The guilds, of which they were several, introduced standards of excellence to clock making. On the positive side, to achieve their aims they implemented apprenticeships, but the guilds also emphasised all that was wrong with the class driven society of the time. Elitism and elements of 'the gentleman's club' were evident in the execution of some of their aspirations. In theory at least, no one could make, buy or sell clocks without being a member or 'freeman' of a guild. The only way to achieved this was through a rigorous seven year apprenticeship with an established Clockmaker or remarkably, if you were a gentleman and had the income, you could simply buy one.
The first guild, the Worshipful Company of Clockmakers, was created by Royal Charter in 1631. It appears the earliest known clockmakers in England were immigrants but by 1620 both the English Lantern Clock and an group of native born clockmakers had appeared. The art of clock making, always the rocket science of it's day, became increasingly sophisticated with a series of English inventions and innovations.
The Golden Age of English Clock Making, a time when England led the world in craftsmanship and ingenuity, is regarded as between 1660 and 1730. A hundred years later the industrial revolution was biting hard and clock making was being transformed from a skilled craft to mechanised industry.
To put things into the perspective of Thomas Randell, he entered clock making not long before the first American clock making factory was opened in 1807.

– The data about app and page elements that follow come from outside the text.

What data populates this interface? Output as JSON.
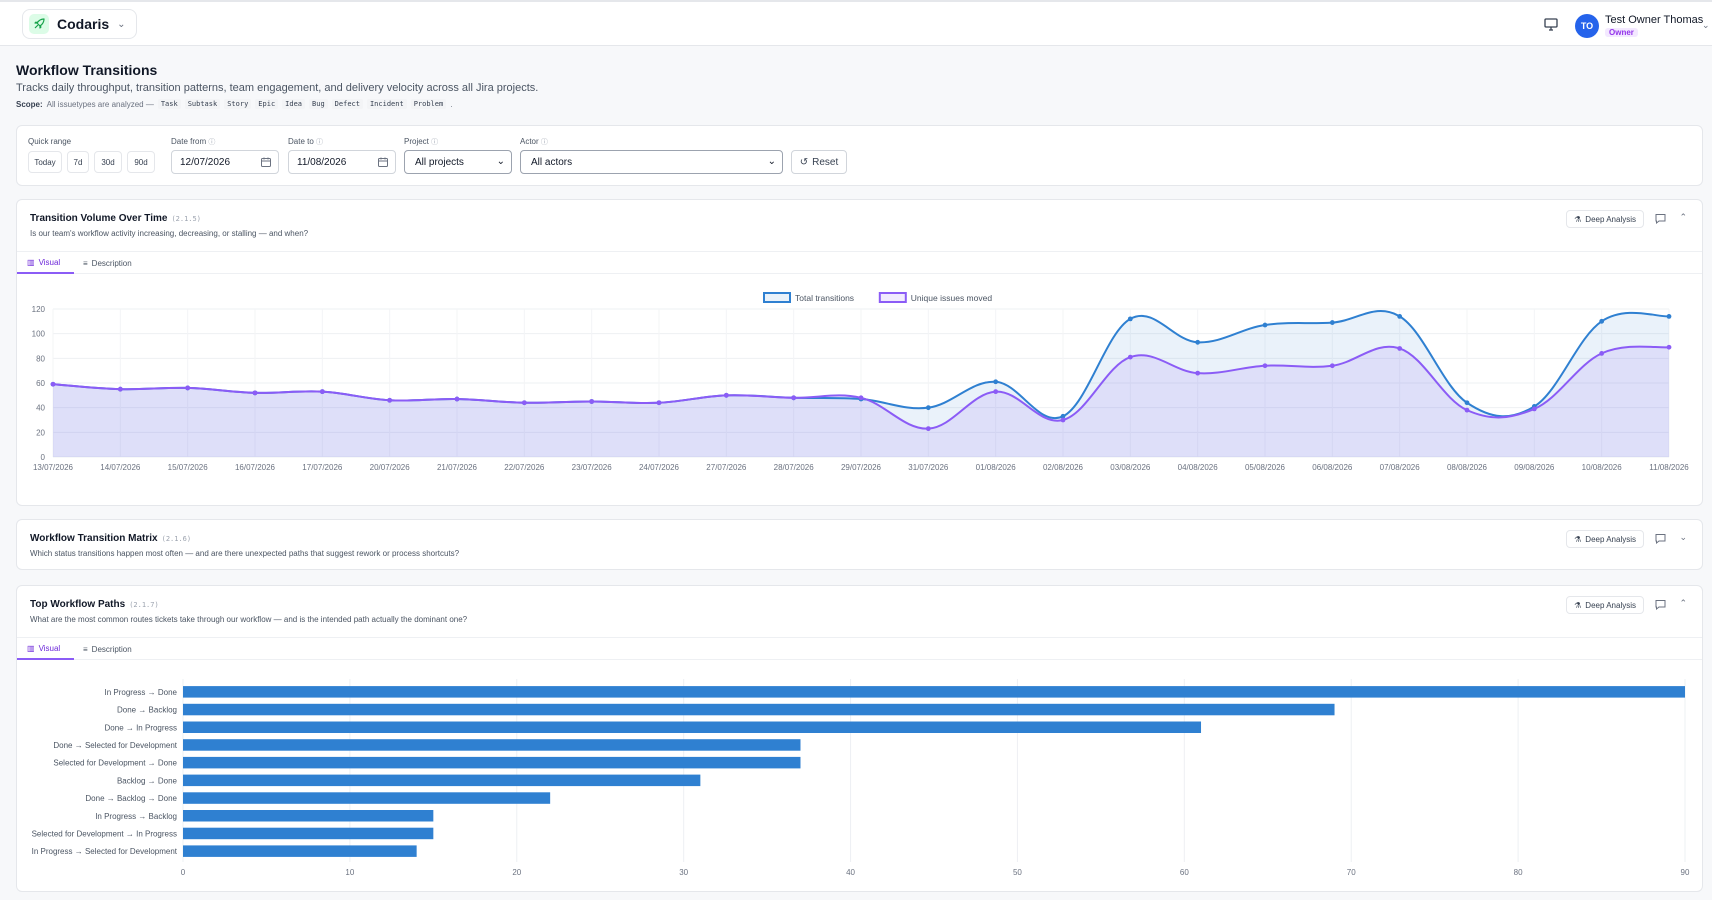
{
  "app": {
    "name": "Codaris",
    "user": {
      "initials": "TO",
      "name": "Test Owner Thomas",
      "role": "Owner"
    }
  },
  "page": {
    "title": "Workflow Transitions",
    "subtitle": "Tracks daily throughput, transition patterns, team engagement, and delivery velocity across all Jira projects.",
    "scope_label": "Scope:",
    "scope_text": "All issuetypes are analyzed —",
    "scope_end": ".",
    "issue_types": [
      "Task",
      "Subtask",
      "Story",
      "Epic",
      "Idea",
      "Bug",
      "Defect",
      "Incident",
      "Problem"
    ]
  },
  "filters": {
    "quick_range_label": "Quick range",
    "quick_ranges": [
      "Today",
      "7d",
      "30d",
      "90d"
    ],
    "date_from_label": "Date from",
    "date_from": "12/07/2026",
    "date_to_label": "Date to",
    "date_to": "11/08/2026",
    "project_label": "Project",
    "project_value": "All projects",
    "actor_label": "Actor",
    "actor_value": "All actors",
    "reset_label": "Reset"
  },
  "cards": {
    "volume": {
      "title": "Transition Volume Over Time",
      "code": "(2.1.5)",
      "question": "Is our team's workflow activity increasing, decreasing, or stalling — and when?",
      "deep_label": "Deep Analysis",
      "tab_visual": "Visual",
      "tab_description": "Description"
    },
    "matrix": {
      "title": "Workflow Transition Matrix",
      "code": "(2.1.6)",
      "question": "Which status transitions happen most often — and are there unexpected paths that suggest rework or process shortcuts?",
      "deep_label": "Deep Analysis"
    },
    "paths": {
      "title": "Top Workflow Paths",
      "code": "(2.1.7)",
      "question": "What are the most common routes tickets take through our workflow — and is the intended path actually the dominant one?",
      "deep_label": "Deep Analysis",
      "tab_visual": "Visual",
      "tab_description": "Description"
    }
  },
  "colors": {
    "total": "#2f80d1",
    "unique": "#8b5cf6",
    "bar": "#2f80d1"
  },
  "chart_data": [
    {
      "type": "line",
      "x": [
        "13/07/2026",
        "14/07/2026",
        "15/07/2026",
        "16/07/2026",
        "17/07/2026",
        "20/07/2026",
        "21/07/2026",
        "22/07/2026",
        "23/07/2026",
        "24/07/2026",
        "27/07/2026",
        "28/07/2026",
        "29/07/2026",
        "31/07/2026",
        "01/08/2026",
        "02/08/2026",
        "03/08/2026",
        "04/08/2026",
        "05/08/2026",
        "06/08/2026",
        "07/08/2026",
        "08/08/2026",
        "09/08/2026",
        "10/08/2026",
        "11/08/2026"
      ],
      "series": [
        {
          "name": "Total transitions",
          "values": [
            59,
            55,
            56,
            52,
            53,
            46,
            47,
            44,
            45,
            44,
            50,
            48,
            47,
            40,
            61,
            33,
            112,
            93,
            107,
            109,
            114,
            44,
            41,
            110,
            114
          ]
        },
        {
          "name": "Unique issues moved",
          "values": [
            59,
            55,
            56,
            52,
            53,
            46,
            47,
            44,
            45,
            44,
            50,
            48,
            48,
            23,
            53,
            30,
            81,
            68,
            74,
            74,
            88,
            38,
            39,
            84,
            89
          ]
        }
      ],
      "ylim": [
        0,
        120
      ],
      "yticks": [
        0,
        20,
        40,
        60,
        80,
        100,
        120
      ],
      "legend": "top-center",
      "grid": true
    },
    {
      "type": "bar",
      "orientation": "horizontal",
      "categories": [
        "In Progress → Done",
        "Done → Backlog",
        "Done → In Progress",
        "Done → Selected for Development",
        "Selected for Development → Done",
        "Backlog → Done",
        "Done → Backlog → Done",
        "In Progress → Backlog",
        "Selected for Development → In Progress",
        "In Progress → Selected for Development"
      ],
      "values": [
        90,
        69,
        61,
        37,
        37,
        31,
        22,
        15,
        15,
        14
      ],
      "xlim": [
        0,
        90
      ],
      "xticks": [
        0,
        10,
        20,
        30,
        40,
        50,
        60,
        70,
        80,
        90
      ],
      "grid": true
    }
  ]
}
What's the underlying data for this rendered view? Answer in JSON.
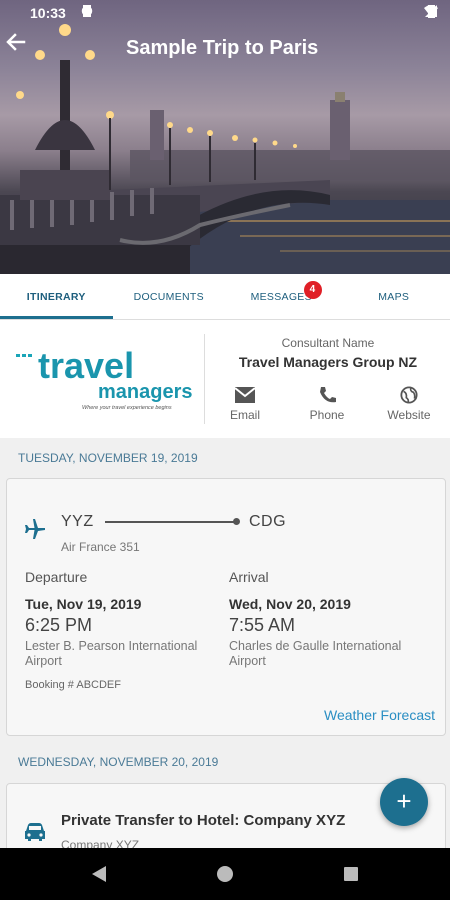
{
  "status_bar": {
    "time": "10:33"
  },
  "header": {
    "title": "Sample Trip to Paris"
  },
  "tabs": [
    {
      "label": "ITINERARY",
      "active": true
    },
    {
      "label": "DOCUMENTS",
      "active": false
    },
    {
      "label": "MESSAGES",
      "active": false,
      "badge": "4"
    },
    {
      "label": "MAPS",
      "active": false
    }
  ],
  "consultant": {
    "logo_text_1": "travel",
    "logo_text_2": "managers",
    "logo_tagline": "Where your travel experience begins",
    "label": "Consultant Name",
    "name": "Travel Managers Group NZ",
    "actions": [
      {
        "label": "Email",
        "icon": "email-icon"
      },
      {
        "label": "Phone",
        "icon": "phone-icon"
      },
      {
        "label": "Website",
        "icon": "globe-icon"
      }
    ]
  },
  "days": [
    {
      "date": "TUESDAY, NOVEMBER 19, 2019"
    },
    {
      "date": "WEDNESDAY, NOVEMBER 20, 2019"
    }
  ],
  "flight": {
    "from": "YYZ",
    "to": "CDG",
    "flight_number": "Air France 351",
    "departure": {
      "label": "Departure",
      "date": "Tue, Nov 19, 2019",
      "time": "6:25 PM",
      "airport": "Lester B. Pearson International Airport"
    },
    "arrival": {
      "label": "Arrival",
      "date": "Wed, Nov 20, 2019",
      "time": "7:55 AM",
      "airport": "Charles de Gaulle International Airport"
    },
    "booking": "Booking # ABCDEF",
    "weather_link": "Weather Forecast"
  },
  "transfer": {
    "title": "Private Transfer to Hotel: Company XYZ",
    "subtitle": "Company XYZ"
  },
  "fab": {
    "label": "+"
  },
  "colors": {
    "accent": "#1d6f8f",
    "link": "#2a8ec3",
    "badge": "#e01f26"
  }
}
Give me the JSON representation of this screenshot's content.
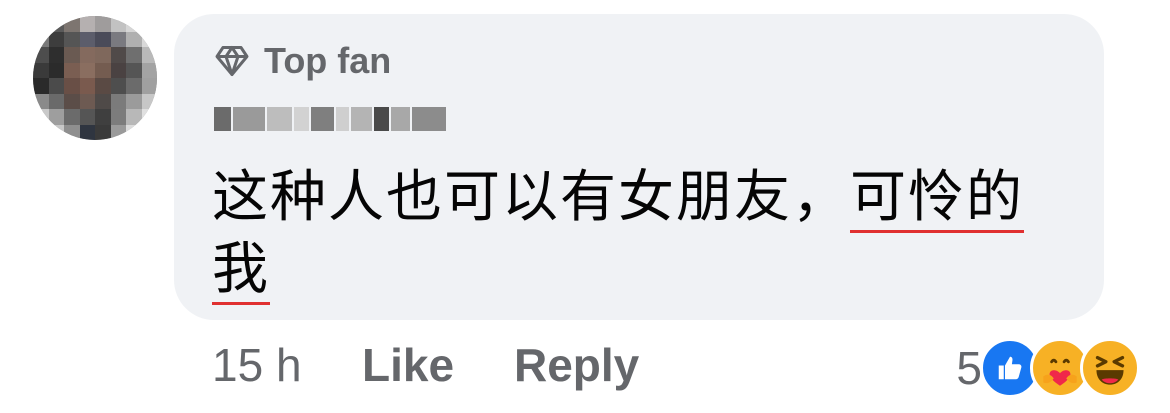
{
  "badge": {
    "label": "Top fan",
    "icon": "diamond-icon"
  },
  "comment": {
    "text_main": "这种人也可以有女朋友，",
    "text_underlined_1": "可怜的",
    "text_underlined_2": "我"
  },
  "meta": {
    "time": "15 h",
    "like_label": "Like",
    "reply_label": "Reply"
  },
  "reactions": {
    "count": "5",
    "icons": [
      "like-reaction-icon",
      "care-reaction-icon",
      "haha-reaction-icon"
    ],
    "colors": {
      "like": "#1877f2",
      "care": "#f7b125",
      "haha": "#f7b125"
    }
  }
}
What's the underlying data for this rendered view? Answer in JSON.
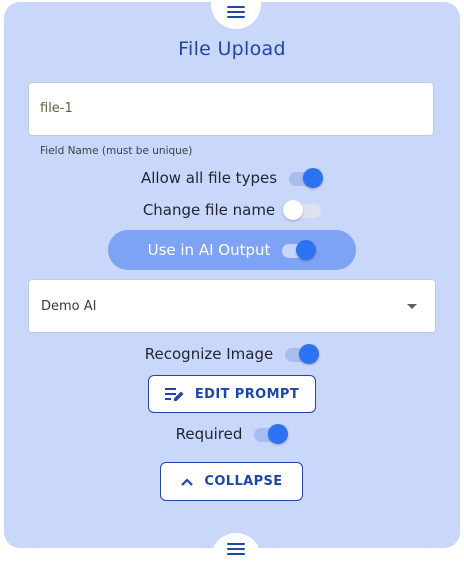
{
  "title": "File Upload",
  "field_name": {
    "value": "file-1",
    "helper": "Field Name (must be unique)"
  },
  "toggles": {
    "allow_all_types": {
      "label": "Allow all file types",
      "on": true
    },
    "change_file_name": {
      "label": "Change file name",
      "on": false
    },
    "use_in_ai_output": {
      "label": "Use in AI Output",
      "on": true
    },
    "recognize_image": {
      "label": "Recognize Image",
      "on": true
    },
    "required": {
      "label": "Required",
      "on": true
    }
  },
  "model_select": {
    "value": "Demo AI"
  },
  "buttons": {
    "edit_prompt": "EDIT PROMPT",
    "collapse": "COLLAPSE"
  },
  "icons": {
    "drag_handle": "menu-icon",
    "edit_prompt": "edit-note-icon",
    "collapse": "chevron-up-icon",
    "dropdown": "caret-down-icon"
  },
  "colors": {
    "card_bg": "#c9d7fb",
    "accent": "#2d72f2",
    "primary_text": "#2445a6",
    "ai_pill": "#7ea2f4"
  }
}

Whilst the local clockmaker may have retained a certain naive charm, commercially they could not compete with cheap precision made parts or imported finished clocks. By 1850 the days of a clockmaker, meticulous hand crafting each component in a local workshop were all but finished.
Thomas Randell's career path seems to mirror this upheaval. Whilst he always states his occupation as Watch and Clock Maker in the census, his appearances in the trade journals show a progressively more varied portfolio. As the years pass, his endeavours drift increasing from clock making, which must have been in chronic decline, to fish and tourism which in Cromer, were expanding industries.
Many of the traditional village crafts like shoe making, clock making etc, disappeared with in a few years of the introduction of automation. Those who were able to adapt, survived by diversifying but many were forced to move to the cities to seek work in the newly formed factories. It was a period of tremendous uncertainty for many occupations and clock makers with their laborious high skill levels were exceedingly vulnerable.
Nathaniel Randell, recorded in 1851 as a clockmakers apprentice with John Randall in Holt, established a jewellery shop whilst living in Ixworth, Suffolk. I rather assume that his apprenticeship days gave him a grounding in clock making but concentrated on nurturing business skills. Whilst there are several records of individual clocks made by Thomas Randell, I'm not aware of any clocks made by Nathaniel. This tends to imply that he was retailing. This may be doing him a disservice but it would be no more than a reflection of the period in which he operated.
Clock making continues to evolve and these days clocks, almost invariably, contain no clockwork parts.

Hi, I would love to hear from you. I would be thrilled to receive any contributions or even corrections.
If you are connected to this family tree please say hello, Martin -